By Randy V. Urlanda
Reynaldo de Lara, one of thousand garlic farmers in Lubang Island in Occidental Mindoro, plants his four hectare farmland on the plains of Barangay Tagbac, one of the 16 barangays of this renowned dive resort town that lies on the northwest of the island town, 150 kilometers southwest of Manila.
During the last harvest, Lido, as his friends call him, his farmland yielded one metric ton of garlic worth P100,000. After taking out the P30,000 production cost, Lido earned a hefty P70,000.
Aside from garlic, he also plants peanuts beside his emerald green field of garlic, another lucrative crop of local farmers, which earned him another P10,000, plus the sale of one of his 13 head of cattle for P40,000. His earnings this year alone is more than enough for Lido to buy garlic and peanut seeds for the next planting season. On the wet season, he plants rice. He fattens his cattle by feeding them with dried stems of harvested peanut plants, which is oily and bitter, making the cow drink a lot of water that makes them healthy.
Lido, like most of other garlic farmers in Lubang, was able to send his son and daughter to good schools on the mainland. His son is now a seaman, while his daughter is an accountant working in an office in the city.
Garlic is likened by the islanders as an “edible gold mine” that made many farmers prosperous enough to build good houses and buy appliances. This could be gleaned by grey satellite dishes of cable TV jutting out from rooftops of houses.
Due to Lubang’s agro-climatic suitability, Lubang has the best condition for producing garlic. Garlic production on the island began in 1971. The pioneer garlic farmer who planted garlic on the island was Andres Masangkay of Barangay Tagbac; he planted an area of 1,200 square meters with Batanes White variety. At present, eleven barangays out of 16, produces garlic. Garlic planting season starts during the waning of the southwest monsoon (habagat) from October 1 up to December 15 toward the cold northeastern monsoon season or amihan.

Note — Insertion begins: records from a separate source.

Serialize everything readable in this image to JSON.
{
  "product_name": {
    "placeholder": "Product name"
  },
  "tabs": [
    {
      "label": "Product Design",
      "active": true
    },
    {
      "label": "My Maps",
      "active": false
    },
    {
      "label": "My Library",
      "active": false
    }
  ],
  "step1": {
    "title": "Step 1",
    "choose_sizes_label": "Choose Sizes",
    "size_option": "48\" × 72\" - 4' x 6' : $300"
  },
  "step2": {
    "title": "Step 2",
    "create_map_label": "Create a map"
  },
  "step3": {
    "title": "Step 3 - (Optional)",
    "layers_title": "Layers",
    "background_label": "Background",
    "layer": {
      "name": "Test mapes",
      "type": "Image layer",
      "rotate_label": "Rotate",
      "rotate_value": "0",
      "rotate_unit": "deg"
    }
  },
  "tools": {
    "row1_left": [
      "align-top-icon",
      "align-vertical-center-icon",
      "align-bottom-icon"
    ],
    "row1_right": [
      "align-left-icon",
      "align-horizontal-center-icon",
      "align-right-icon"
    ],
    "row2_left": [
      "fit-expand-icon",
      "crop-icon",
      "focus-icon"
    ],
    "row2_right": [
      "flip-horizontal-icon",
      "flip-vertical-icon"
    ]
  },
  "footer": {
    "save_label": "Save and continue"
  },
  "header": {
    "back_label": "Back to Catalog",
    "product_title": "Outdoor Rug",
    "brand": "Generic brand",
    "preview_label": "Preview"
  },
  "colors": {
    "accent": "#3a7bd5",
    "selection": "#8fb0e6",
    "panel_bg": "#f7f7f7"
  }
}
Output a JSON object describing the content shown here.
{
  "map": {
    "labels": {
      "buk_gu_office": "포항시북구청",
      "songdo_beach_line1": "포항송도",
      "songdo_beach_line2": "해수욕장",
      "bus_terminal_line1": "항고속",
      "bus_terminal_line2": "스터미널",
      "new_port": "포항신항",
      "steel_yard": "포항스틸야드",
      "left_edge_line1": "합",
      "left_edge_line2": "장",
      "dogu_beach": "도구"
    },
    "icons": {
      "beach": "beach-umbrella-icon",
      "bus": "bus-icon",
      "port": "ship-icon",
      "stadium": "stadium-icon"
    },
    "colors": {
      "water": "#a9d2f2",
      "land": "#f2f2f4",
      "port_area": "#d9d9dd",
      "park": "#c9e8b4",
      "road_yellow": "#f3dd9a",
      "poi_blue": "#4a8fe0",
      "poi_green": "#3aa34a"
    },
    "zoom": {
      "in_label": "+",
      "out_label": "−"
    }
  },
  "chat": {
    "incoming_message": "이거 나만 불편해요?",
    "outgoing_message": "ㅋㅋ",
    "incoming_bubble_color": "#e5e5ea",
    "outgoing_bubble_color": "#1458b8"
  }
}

Soil requirement must be clay loam to silt loam, well-drained and medium texture soil, and it must be fertile and rich in organic matter. Planting procedure of garlic starts with irrigating and harrowing of the field before planting, the field is plot with one meter each, and at a planting distance of 20 cm by 20 cm.
“Garlic has shallow root system, therefore, it is sensitive to moisture stress throughout the growing season,” explains Elsie P. Toverada, an agriculture technician and Lubang Agriculture officer.
“Dry soil conditions, especially during bulb formation, will result in yield reduction,” continues Toverada. “Garlic requires 25 cm of water every 10-15 days. It can be harvested when 80 per cent of its leaves turns yellow and begin to wilt and fall down. It takes 100 days for garlic to mature from planting.”
Harvested bulbs are sun dried for 14 days. Proper drying is essential to minimize disease during storage and to produce good skin color, then continue curing under the shade. Store these in a well-ventilated area.
With a yield of 2,500 kilos per hectare at P100/kilo farm gate price, the farmer will have a breakeven earnings of P129,450, given the production cost for one hectare of garlic at P120,550.
At present, 127.13 hectares in Lubang are planted to garlic. Another 100 hectares are expected to be added next year. Target this year is a yield of four metric tons per hectare. Aside from Lubang, other garlic producing towns in Occidental Mindoro are Paluan, Sablayan, San Jose, Magsaysay, and Mansalay.
Peanuts, the second major crop of Lubang farmers, are planted in 265.75 hectares, which yields 3.1 metric tons of peanuts per hectare or 671.925 metric tons annually.
“The Department of Agriculture helps us in market matching, but Divisoria in Manila remains our main market,” explains Lubang Mayor Roberto M. Sanchez. “Garlic consumers in Manila and elsewhere claims that they prefer our garlic over other varieties because of its strong aroma and taste.
“Lubang has a sister town tie-up with the town of Ebhausen in Germany which promised to provide us with solar-powered pumps to irrigate our garlic farms,” says Mayor Sanchez.
“We intend to develop farm tourism aside from promoting our beautiful natural destinations; through garlic farming, [our] farmers were able to send their children to school who are now professionals working overseas,” continues the town chief executive. “During the heyday of garlic when they were sold at R300 per kilo, farmers took the plane to bring their precious produce to Manila.”
With Lubang garlic still the preferred variety of cooks and housewives over other varieties, Lubang progress is now measured in terms of the trademark strong aroma of its “edible gold mine.” With more land being readied to be planted with garlic, there’s no way but up for Lubang that is fondly described as “so near yet so far.” With new ferries scheduled to be launched soon, Lubang would soon be near for everyone.
This appeared in Agriculture Monthly’s March 2019 issue.